Prime Minister Justin Trudeau reaffirmed his support for the Trans Mountain expansion project Friday vowing to fight on after the Federal Court of Appeal handed his government a ruling that threatens to derail the pipeline entirely.
Trudeau said the government is committed to building the pipeline the “right way” to satisfy the court’s demands.
Citing inadequate consultations with Indigenous peoples, Justice Eleanor Dawson nullified licensing for the $7.4-billion expansion Thursday, halting construction only days after shovels hit the ground on the 1,150-km project.
“We believe the Trans Mountain pipeline expansion is in the best interest of all Canadian. We are committed to upholding the national interests,” Trudeau said.
“We are taking the time now to understand the court ruling which addresses two things that are very important to this government. Getting the science and the environmental protections right and making sure we’re walking forward on a true path of reconciliation and partnership with Indigenous peoples. Yes, these are challenges but they have always been challenges,” he said.
Amid regulatory uncertainty, Kinder Morgan agreed to sell the existing pipeline and the expansion project to the federal government for $4.5 billion this spring.
Only minutes after the court issued its decision Thursday, the company’s shareholders in Calgary overwhelmingly approved the sale. The vote had been previously scheduled.
That purchase was finalized Friday with a price point of $4.5 billion.

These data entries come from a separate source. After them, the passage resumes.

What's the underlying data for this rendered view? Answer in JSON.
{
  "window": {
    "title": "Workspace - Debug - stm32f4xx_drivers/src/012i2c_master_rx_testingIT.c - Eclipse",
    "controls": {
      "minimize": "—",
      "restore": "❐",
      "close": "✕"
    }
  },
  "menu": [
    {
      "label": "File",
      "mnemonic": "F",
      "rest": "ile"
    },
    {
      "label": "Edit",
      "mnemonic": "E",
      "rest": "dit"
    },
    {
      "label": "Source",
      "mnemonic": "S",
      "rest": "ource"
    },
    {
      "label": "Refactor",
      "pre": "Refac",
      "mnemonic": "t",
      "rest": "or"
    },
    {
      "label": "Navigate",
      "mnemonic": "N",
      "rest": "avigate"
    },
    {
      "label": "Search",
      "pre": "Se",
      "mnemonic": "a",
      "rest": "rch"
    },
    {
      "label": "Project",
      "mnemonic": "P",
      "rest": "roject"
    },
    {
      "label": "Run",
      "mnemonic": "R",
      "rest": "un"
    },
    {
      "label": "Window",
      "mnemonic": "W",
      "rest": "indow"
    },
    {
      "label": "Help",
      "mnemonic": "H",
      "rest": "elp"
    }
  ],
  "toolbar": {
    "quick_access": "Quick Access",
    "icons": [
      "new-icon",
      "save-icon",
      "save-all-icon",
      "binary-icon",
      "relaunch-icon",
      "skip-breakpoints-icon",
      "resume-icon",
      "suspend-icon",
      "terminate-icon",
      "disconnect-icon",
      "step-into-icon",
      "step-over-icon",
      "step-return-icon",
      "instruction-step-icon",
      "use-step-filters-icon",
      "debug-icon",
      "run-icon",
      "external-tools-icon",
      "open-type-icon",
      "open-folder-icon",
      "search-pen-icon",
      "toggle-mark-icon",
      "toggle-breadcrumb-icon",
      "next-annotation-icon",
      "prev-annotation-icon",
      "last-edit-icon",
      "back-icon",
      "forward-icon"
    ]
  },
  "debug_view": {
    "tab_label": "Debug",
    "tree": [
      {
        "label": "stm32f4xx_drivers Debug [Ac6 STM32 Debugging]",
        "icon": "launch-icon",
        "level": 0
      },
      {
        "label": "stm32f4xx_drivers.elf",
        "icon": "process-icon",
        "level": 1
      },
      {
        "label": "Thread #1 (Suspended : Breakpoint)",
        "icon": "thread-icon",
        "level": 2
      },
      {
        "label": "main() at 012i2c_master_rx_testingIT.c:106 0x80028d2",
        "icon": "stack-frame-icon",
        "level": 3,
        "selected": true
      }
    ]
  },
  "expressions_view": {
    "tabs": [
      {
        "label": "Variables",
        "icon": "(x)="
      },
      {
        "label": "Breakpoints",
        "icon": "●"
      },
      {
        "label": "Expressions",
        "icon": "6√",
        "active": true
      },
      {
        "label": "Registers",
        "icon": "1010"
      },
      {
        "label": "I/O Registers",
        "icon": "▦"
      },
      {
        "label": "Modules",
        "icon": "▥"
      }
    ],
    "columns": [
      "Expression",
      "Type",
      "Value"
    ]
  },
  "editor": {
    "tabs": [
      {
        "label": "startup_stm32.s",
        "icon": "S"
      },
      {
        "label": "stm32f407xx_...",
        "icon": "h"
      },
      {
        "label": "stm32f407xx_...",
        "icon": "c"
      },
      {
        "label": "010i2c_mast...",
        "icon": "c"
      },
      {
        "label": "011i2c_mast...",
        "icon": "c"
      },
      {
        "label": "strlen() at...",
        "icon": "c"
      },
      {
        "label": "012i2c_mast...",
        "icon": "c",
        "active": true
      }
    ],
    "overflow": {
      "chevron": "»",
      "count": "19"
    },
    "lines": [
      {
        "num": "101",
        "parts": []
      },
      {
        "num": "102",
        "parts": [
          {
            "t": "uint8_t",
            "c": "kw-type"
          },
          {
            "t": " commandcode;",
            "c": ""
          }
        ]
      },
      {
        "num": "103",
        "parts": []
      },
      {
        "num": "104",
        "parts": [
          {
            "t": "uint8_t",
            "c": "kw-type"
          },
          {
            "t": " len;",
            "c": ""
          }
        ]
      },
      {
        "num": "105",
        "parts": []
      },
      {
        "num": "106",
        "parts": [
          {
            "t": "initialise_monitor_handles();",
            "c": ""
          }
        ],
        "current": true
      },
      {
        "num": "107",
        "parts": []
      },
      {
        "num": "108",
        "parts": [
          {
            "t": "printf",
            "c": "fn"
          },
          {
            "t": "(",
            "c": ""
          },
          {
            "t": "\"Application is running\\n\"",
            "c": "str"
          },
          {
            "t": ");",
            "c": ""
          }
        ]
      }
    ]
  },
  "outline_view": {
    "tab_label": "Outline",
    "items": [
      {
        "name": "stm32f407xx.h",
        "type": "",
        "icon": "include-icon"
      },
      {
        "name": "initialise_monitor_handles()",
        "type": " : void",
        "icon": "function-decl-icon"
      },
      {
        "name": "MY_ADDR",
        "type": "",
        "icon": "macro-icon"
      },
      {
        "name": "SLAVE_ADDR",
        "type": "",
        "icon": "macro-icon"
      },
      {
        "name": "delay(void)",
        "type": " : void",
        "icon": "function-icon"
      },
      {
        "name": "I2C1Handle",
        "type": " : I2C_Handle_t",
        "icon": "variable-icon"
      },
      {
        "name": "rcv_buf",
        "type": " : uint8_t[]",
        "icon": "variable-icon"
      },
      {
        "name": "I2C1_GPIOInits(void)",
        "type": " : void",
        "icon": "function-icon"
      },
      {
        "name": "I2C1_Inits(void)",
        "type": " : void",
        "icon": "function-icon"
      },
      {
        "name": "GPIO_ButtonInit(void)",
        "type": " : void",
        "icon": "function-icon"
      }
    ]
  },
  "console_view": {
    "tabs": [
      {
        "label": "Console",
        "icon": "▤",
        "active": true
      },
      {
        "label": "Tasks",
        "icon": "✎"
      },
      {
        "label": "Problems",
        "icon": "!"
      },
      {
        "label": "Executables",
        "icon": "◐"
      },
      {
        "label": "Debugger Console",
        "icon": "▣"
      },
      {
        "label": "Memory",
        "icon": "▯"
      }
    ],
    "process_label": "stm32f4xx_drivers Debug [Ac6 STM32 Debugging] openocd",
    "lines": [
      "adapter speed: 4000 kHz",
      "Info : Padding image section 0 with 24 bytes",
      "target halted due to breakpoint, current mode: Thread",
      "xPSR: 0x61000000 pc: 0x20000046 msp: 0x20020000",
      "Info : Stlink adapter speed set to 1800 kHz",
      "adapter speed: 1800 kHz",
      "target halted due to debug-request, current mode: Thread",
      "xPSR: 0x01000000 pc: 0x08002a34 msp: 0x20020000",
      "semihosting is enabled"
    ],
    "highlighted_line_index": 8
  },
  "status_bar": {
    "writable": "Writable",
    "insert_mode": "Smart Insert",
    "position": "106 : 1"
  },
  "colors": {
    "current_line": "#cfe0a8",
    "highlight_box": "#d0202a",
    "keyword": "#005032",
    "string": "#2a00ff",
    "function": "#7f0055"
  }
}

Now, the Liberal government is the owner of a proposed pipeline project that could be subject to years of further review.